PADUCAH — A Republican rival continued taking potshots at Bowling Green eye surgeon Rand Paul in the U.S. Senate race on Saturday, accusing him of taking the "Potomac two-step" on the abortion issue.
During a Paducah debate, Secretary of State Trey Grayson questioned whether Paul really opposes abortion or is just trying to win support from Kentucky's socially conservative GOP heading into the May 18 primary election.
"Now it appears he has changed his position," Grayson said. "I guess he's practicing that Potomac two-step that he learned from being the son of a longtime member of Congress."
Paul, the son of U.S. Rep. Ron Paul — a former Republican presidential candidate — accused Grayson of distorting his position. Paul said he is opposed to abortion and would support any legislation to stop it.
"I call today for the lies to stop," Paul told a crowd of more than 200 at a Paducah high school.
Such attacks suggested that Paul, little known just a year ago, has become the Republican to beat in Kentucky's Senate race.
"Clearly, Rand Paul is the front-runner," University of Louisville political scientist Laurie Rhodebeck said. "One of the little perks that goes along with being the front-runner is you're suddenly the focus of everyone else's attacks."
McCracken County Republicans invited only Paul, Grayson and Western Kentucky businessman Bill Johnson to participate in the debate. They are the leading fund-raisers among six candidates seeking the GOP nomination to replace U.S. Senate Jim Bunning, 78. The former Major League pitcher enshrined in the Baseball Hall of Fame decided not to seek a third term.
Paul has raised $1.8 million in contributions since he entered the race last year. Grayson is a close second with nearly $1.7 million. Johnson has invested more than $350,000 of his own money in his campaign.
Sheriff's deputies removed one of the other candidates, Gurley Martin, 85, of Owensboro, when he demanded to be allowed to take part in the debate. The World War II veteran left the auditorium with a deputy on each arm, delaying the debate only momentarily.
In the debate, the three major candidates voiced similar views on most issues, but they were divided on term limits for congressmen. Paul and Johnson favor term limits. Grayson said he does not, for fear it would remove strong leaders like U.S. Sen. Mitch McConnell, R-Ky., the minority floor leader.
In the debate, Johnson, the clear crowd favorite, stood between the other two candidates and mostly stayed clear of the testy exchanges between Grayson and Paul. Johnson, who describes himself as a "Ronald Reagan Republican" and who talked boldly about "God-given rights," was often interrupted by applause from the crowd.

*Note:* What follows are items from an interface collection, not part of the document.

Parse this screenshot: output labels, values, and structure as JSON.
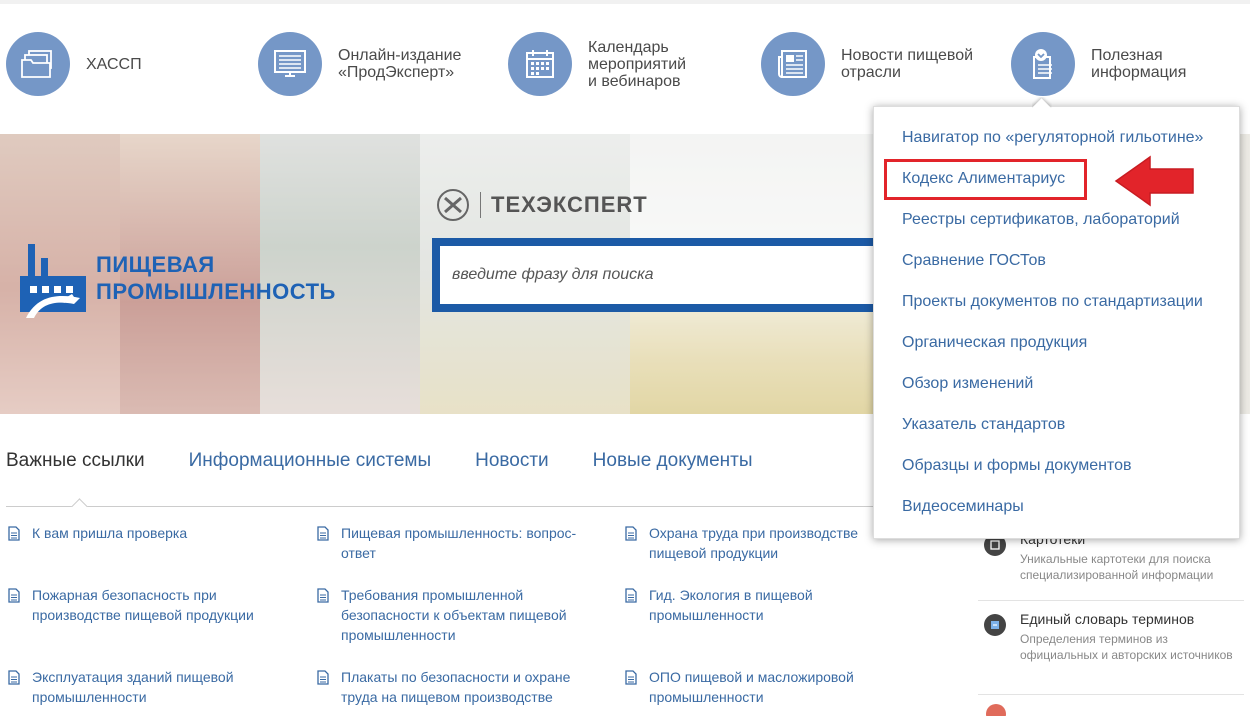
{
  "nav": {
    "items": [
      {
        "label": "ХАССП",
        "icon": "folders-icon"
      },
      {
        "label": "Онлайн-издание\n«ПродЭксперт»",
        "icon": "monitor-icon"
      },
      {
        "label": "Календарь\nмероприятий\nи вебинаров",
        "icon": "calendar-icon"
      },
      {
        "label": "Новости пищевой\nотрасли",
        "icon": "newspaper-icon"
      },
      {
        "label": "Полезная\nинформация",
        "icon": "info-doc-icon"
      }
    ]
  },
  "banner": {
    "logo_text": "ПИЩЕВАЯ\nПРОМЫШЛЕННОСТЬ",
    "techexpert": "ТЕХЭКСПЕRТ",
    "search_placeholder": "введите фразу для поиска"
  },
  "tabs": [
    "Важные ссылки",
    "Информационные системы",
    "Новости",
    "Новые документы"
  ],
  "links": [
    "К вам пришла проверка",
    "Пищевая промышленность: вопрос-ответ",
    "Охрана труда при производстве пищевой продукции",
    "Пожарная безопасность при производстве пищевой продукции",
    "Требования промышленной безопасности к объектам пищевой промышленности",
    "Гид. Экология в пищевой промышленности",
    "Эксплуатация зданий пищевой промышленности",
    "Плакаты по безопасности и охране труда на пищевом производстве",
    "ОПО пищевой и масложировой промышленности"
  ],
  "sidebar": [
    {
      "title": "Картотеки",
      "desc": "Уникальные картотеки для поиска специализированной информации"
    },
    {
      "title": "Единый словарь терминов",
      "desc": "Определения терминов из официальных и авторских источников"
    }
  ],
  "dropdown": {
    "items": [
      "Навигатор по «регуляторной гильотине»",
      "Кодекс Алиментариус",
      "Реестры сертификатов, лабораторий",
      "Сравнение ГОСТов",
      "Проекты документов по стандартизации",
      "Органическая продукция",
      "Обзор изменений",
      "Указатель стандартов",
      "Образцы и формы документов",
      "Видеосеминары"
    ]
  },
  "colors": {
    "accent": "#1c5aa6",
    "nav_circle": "#7597c7",
    "link": "#3a6aa3",
    "highlight": "#e2242a"
  }
}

"I appeal to those voters who support Dr. Paul and those who support Trey Grayson," Johnson said afterward. "The key to winning in November is bringing together those two groups, and I'm the only candidate who can do that."
On a sidewalk outside the school, David Holman of Owenton held a Bill Johnson placard. Never mind that Holman is a Democrat.
"It's his honesty," Holman said, explaining why he was drawn to Johnson's candidacy. "He doesn't change. He gives the same answers every time, whether you like it or not."
The political attacks on Paul have gone beyond the stump speeches and political forums in the Senate race. He complained last week that someone had used a push poll to distort his positions on several issues, including abortion.
Paul said his campaign office had been alerted to calls being placed to voters across the state from pollsters who incorrectly described him as pro-abortion, a stance that, if true, would earn him the disfavor of Kentucky Republicans.
Paul was careful not to place specific blame, saying he can't prove who instigated or paid for the push poll, an underhanded campaign tactic that aims to influence voter opinion in the guise of a legitimate public opinion survey.
He said he opposes abortion, a stand that helped him win the endorsement of Concerned Women for America, a national organization that pushes for Biblical principles in government.